Leave out the pictures and restate the rest of the data exactly.

● **RECORDS SHOWN**
- - - -

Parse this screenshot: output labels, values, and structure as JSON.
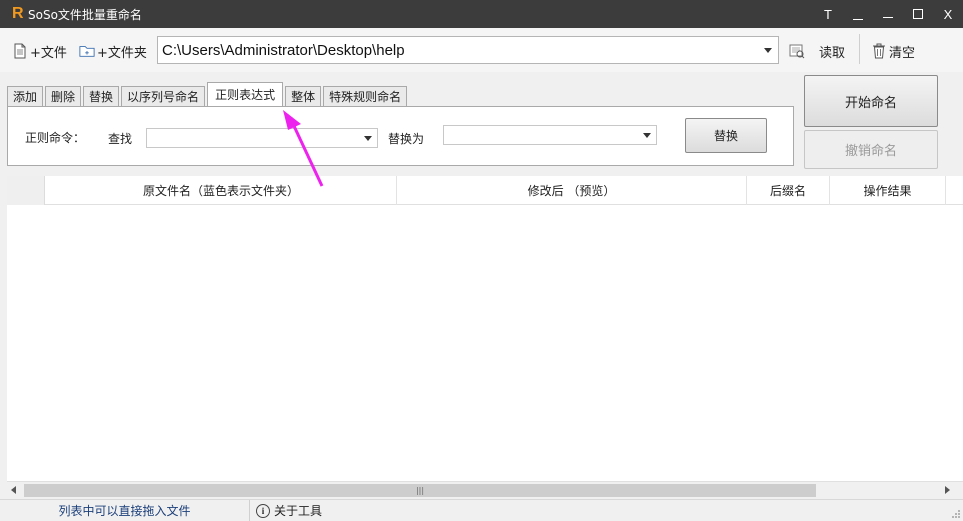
{
  "window": {
    "logo": "R",
    "title": "SoSo文件批量重命名",
    "controls": [
      "T",
      "–",
      "—",
      "☐",
      "X"
    ],
    "icons": [
      "pin-icon",
      "minimize-dash-icon",
      "minimize-icon",
      "maximize-icon",
      "close-icon"
    ]
  },
  "toolbar": {
    "add_file": "+文件",
    "add_folder": "+文件夹",
    "path_value": "C:\\Users\\Administrator\\Desktop\\help",
    "read": "读取",
    "clear": "清空"
  },
  "tabs": [
    {
      "label": "添加",
      "active": false
    },
    {
      "label": "删除",
      "active": false
    },
    {
      "label": "替换",
      "active": false
    },
    {
      "label": "以序列号命名",
      "active": false
    },
    {
      "label": "正则表达式",
      "active": true
    },
    {
      "label": "整体",
      "active": false
    },
    {
      "label": "特殊规则命名",
      "active": false
    }
  ],
  "regex_panel": {
    "command_label": "正则命令：",
    "find_label": "查找",
    "find_value": "",
    "replace_with_label": "替换为",
    "replace_value": "",
    "replace_button": "替换"
  },
  "actions": {
    "start_rename": "开始命名",
    "undo_rename": "撤销命名"
  },
  "table": {
    "columns": [
      "原文件名（蓝色表示文件夹）",
      "修改后 （预览）",
      "后缀名",
      "操作结果"
    ],
    "rows": []
  },
  "status_bar": {
    "hint": "列表中可以直接拖入文件",
    "about": "关于工具"
  },
  "colors": {
    "titlebar": "#3c3c3c",
    "logo": "#f29a1f",
    "annotation_arrow": "#ee22ee",
    "status_hint": "#1b3f7a"
  }
}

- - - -

● **PROBLEM SOLUTION**
Parse this screenshot: output labels, values, and structure as JSON.
{
  "window": {
    "logo": "R",
    "title": "SoSo文件批量重命名",
    "controls": [
      "T",
      "–",
      "—",
      "☐",
      "X"
    ],
    "icons": [
      "pin-icon",
      "minimize-dash-icon",
      "minimize-icon",
      "maximize-icon",
      "close-icon"
    ]
  },
  "toolbar": {
    "add_file": "+文件",
    "add_folder": "+文件夹",
    "path_value": "C:\\Users\\Administrator\\Desktop\\help",
    "read": "读取",
    "clear": "清空"
  },
  "tabs": [
    {
      "label": "添加",
      "active": false
    },
    {
      "label": "删除",
      "active": false
    },
    {
      "label": "替换",
      "active": false
    },
    {
      "label": "以序列号命名",
      "active": false
    },
    {
      "label": "正则表达式",
      "active": true
    },
    {
      "label": "整体",
      "active": false
    },
    {
      "label": "特殊规则命名",
      "active": false
    }
  ],
  "regex_panel": {
    "command_label": "正则命令：",
    "find_label": "查找",
    "find_value": "",
    "replace_with_label": "替换为",
    "replace_value": "",
    "replace_button": "替换"
  },
  "actions": {
    "start_rename": "开始命名",
    "undo_rename": "撤销命名"
  },
  "table": {
    "columns": [
      "原文件名（蓝色表示文件夹）",
      "修改后 （预览）",
      "后缀名",
      "操作结果"
    ],
    "rows": []
  },
  "status_bar": {
    "hint": "列表中可以直接拖入文件",
    "about": "关于工具"
  },
  "colors": {
    "titlebar": "#3c3c3c",
    "logo": "#f29a1f",
    "annotation_arrow": "#ee22ee",
    "status_hint": "#1b3f7a"
  }
}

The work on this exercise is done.